─── Data under study

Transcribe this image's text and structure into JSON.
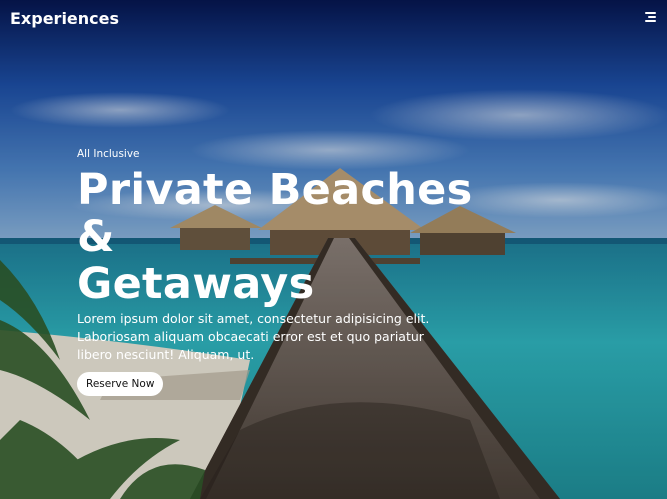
{
  "nav": {
    "brand": "Experiences",
    "menu_icon": "hamburger-menu-icon"
  },
  "hero": {
    "eyebrow": "All Inclusive",
    "headline_line1": "Private Beaches &",
    "headline_line2": "Getaways",
    "description": "Lorem ipsum dolor sit amet, consectetur adipisicing elit. Laboriosam aliquam obcaecati error est et quo pariatur libero nesciunt! Aliquam, ut.",
    "cta_label": "Reserve Now"
  },
  "colors": {
    "sky_top": "#0a1d5c",
    "sea": "#2fb5c0",
    "text": "#ffffff",
    "button_bg": "#ffffff"
  }
}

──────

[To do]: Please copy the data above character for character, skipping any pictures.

[Output for this task]:
Transcribe this image's text and structure into JSON.
{
  "nav": {
    "brand": "Experiences",
    "menu_icon": "hamburger-menu-icon"
  },
  "hero": {
    "eyebrow": "All Inclusive",
    "headline_line1": "Private Beaches &",
    "headline_line2": "Getaways",
    "description": "Lorem ipsum dolor sit amet, consectetur adipisicing elit. Laboriosam aliquam obcaecati error est et quo pariatur libero nesciunt! Aliquam, ut.",
    "cta_label": "Reserve Now"
  },
  "colors": {
    "sky_top": "#0a1d5c",
    "sea": "#2fb5c0",
    "text": "#ffffff",
    "button_bg": "#ffffff"
  }
}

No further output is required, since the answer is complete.